The catalytic activity of recombinant AmphiSAHH was assayed in both the hydrolytic and synthetic directions. For both assays, a final concentration of 100 μM NAD+ was included in the assay buffer. The Km values for Ado, Hcy and SAH were 3.4 μM, 85 μM and 16.1 μM. The kinetic constants for human placental SAHH have been reported previously . Compared with human SAHH, recombinant AmphiSAHH has a similar Km value for Hcy, whereas it has slightly higher Km values for Ado and SAH.
Figure 5 shows that the activity of recombinant AmphiSAHH is dependent on the concentration of the cofactor NAD+. The curve was fit for the one-site model (r>0.97), suggesting that the four NAD+-binding sites of the tetrameric enzyme have similar affinities for this cofactor. The dissociation constant (Kd) was calculated to be 3.4±0.2 μM. Binding of NADH to recombinant AmphiSAHH produced an inactive form of the enzyme. The Kd for NADH was estimated to be 0.2±0.1 μM, which is approx. 17 times higher than the binding affinity of the enzyme for NAD+. The Kd value of human SAHH is 120±20 nM for both NAD+ and NADH . Release of the cofactors from the human enzyme is not normally observed, owing to the very slow dissociation rates. In contrast, it is loosely observed for recombinant AmphiSAHH binding to NAD+ (Kd=3.4±0.2 μM). However, recombinant AmphiSAHH has an affinity (Kd=0.2±0.1 μM) for NADH that is similar to that of the human enzyme.
Relationship between enzyme activity and concentration of NAD+ in the incubation mixture
Tissue-specific expression of AmphiSAHH in adult amphioxus
Northern blotting was conducted to assess the presence and size of the AmphiSAHH transcript. As shown in Figure 6, a AmphiSAHH transcript of approx. 1600 bp in size was detected. Immunohistochemical staining using the anti-SAHH antibody demonstrated that AmphiSAHH was most abundant in the hepatic caecum, gill, spermary and ovary, whereas it was present at a low level in other tissues, including notochord, muscle and hind-gut (Figure 7). SAHH is a highly conserved enzyme and is ubiquitously distributed in all animal tissues. In the rat, the highest level of activity was found in the liver and pancreas, followed by kidney, adrenal gland and brain. Low enzyme activity was reported for heart, muscle, prostate, spleen and lung [48,49]. The results showed that AmphiSAHH was variously expressed in a tissue-specific manner, in contrast with the widespread expression pattern of other animals, and suggested that AmphiSAHH might play a fundamental but tissue-specific role in spermiogenesis, oogenesis and various biochemical reactions by the pathway of intracellular AdoHcy, AdoMet, Hcy and Ado metabolism [25,50].

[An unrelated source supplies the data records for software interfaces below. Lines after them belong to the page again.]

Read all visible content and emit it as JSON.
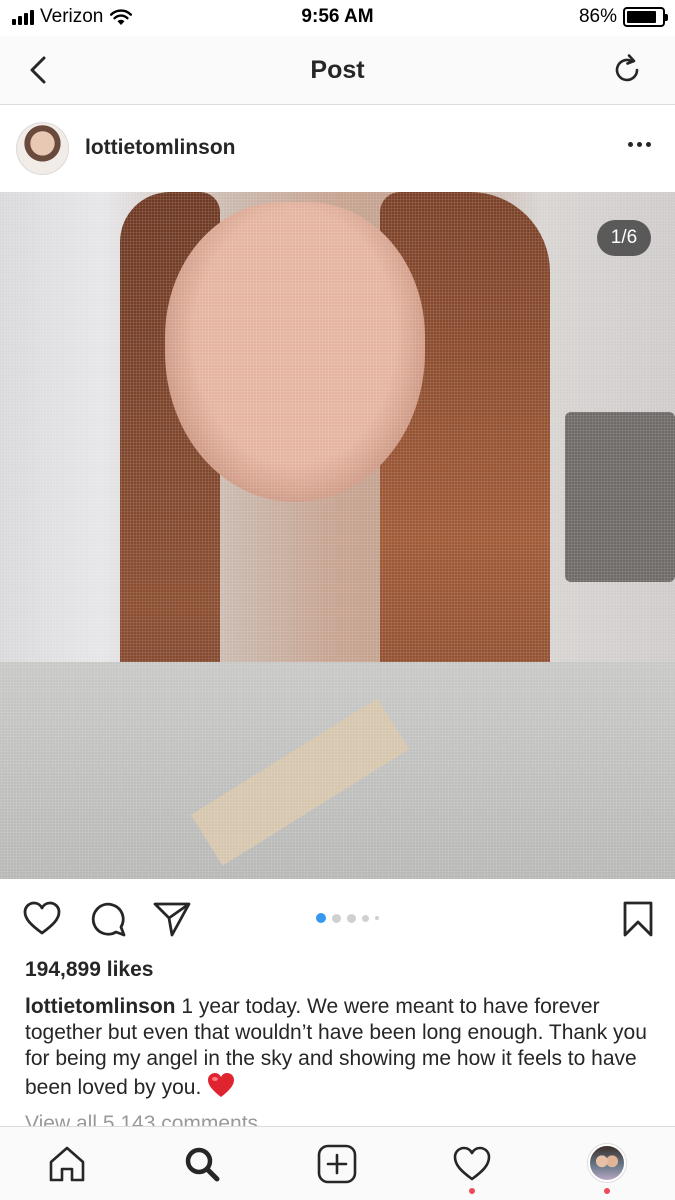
{
  "status_bar": {
    "carrier": "Verizon",
    "time": "9:56 AM",
    "battery_percent": "86%",
    "battery_level": 0.86,
    "icons": [
      "signal-icon",
      "wifi-icon",
      "battery-icon"
    ]
  },
  "nav": {
    "title": "Post",
    "icons": [
      "back-chevron-icon",
      "refresh-icon"
    ]
  },
  "post": {
    "username": "lottietomlinson",
    "photo_counter": "1/6",
    "carousel_current_index": 1,
    "carousel_total": 6,
    "likes": "194,899 likes",
    "caption_user": "lottietomlinson",
    "caption_text": " 1 year today. We were meant to have forever together but even that wouldn’t have been long enough. Thank you for being my angel in the sky and showing me how it feels to have been loved by you. ",
    "caption_emoji": "red-heart-emoji",
    "view_comments": "View all 5,143 comments",
    "action_icons": [
      "heart-icon",
      "comment-icon",
      "share-icon",
      "bookmark-icon"
    ]
  },
  "tab_bar": {
    "tabs": [
      "home-icon",
      "search-icon",
      "new-post-icon",
      "activity-heart-icon",
      "profile-avatar"
    ],
    "active_tab": "search-icon"
  },
  "colors": {
    "text": "#262626",
    "muted": "#999999",
    "accent_blue": "#3897f0",
    "notification_red": "#ed4956",
    "border": "#dbdbdb"
  }
}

Northern blotting to detect AmphiSAHH RNA
In conclusion, SAHH from was cloned for the first time. AmphiSAHH and sea urchin SAHH might be the archetype of the vertebrate SAHH protein in the phylogenetic tree. Sequence comparison suggested that the evolutionary appearance of the ten exon/nine intron organization of SAHH genes occurred after the split of invertebrates and vertebrates. Western blotting for recombinant AmphiSAHH protein and amphioxus extracts reveals the presence of a single positive band with an apparent molecular mass of approx. 48 kDa. Purified recombinant AmphiSAHH exhibited differences in cofactor binding and catalytic efficiency compared with the human enzyme. Finally, we observed that AmphiSAHH was strongly expressed in the hepatic caecum, gill, spermary and ovary.
Localization of SAHH transcripts in different tissues of adult amphioxus was detected by immunohistochemistry
This work was supported by grants from the National Basic Research Program of China (2006CB101805) and Shandong University of Technology (2005KJM17).
The nucleotide sequence data reported will appear in GenBank®, EMBL, DDBJ and GSDB Nucleotide Sequence Databases under the accession number AY278950.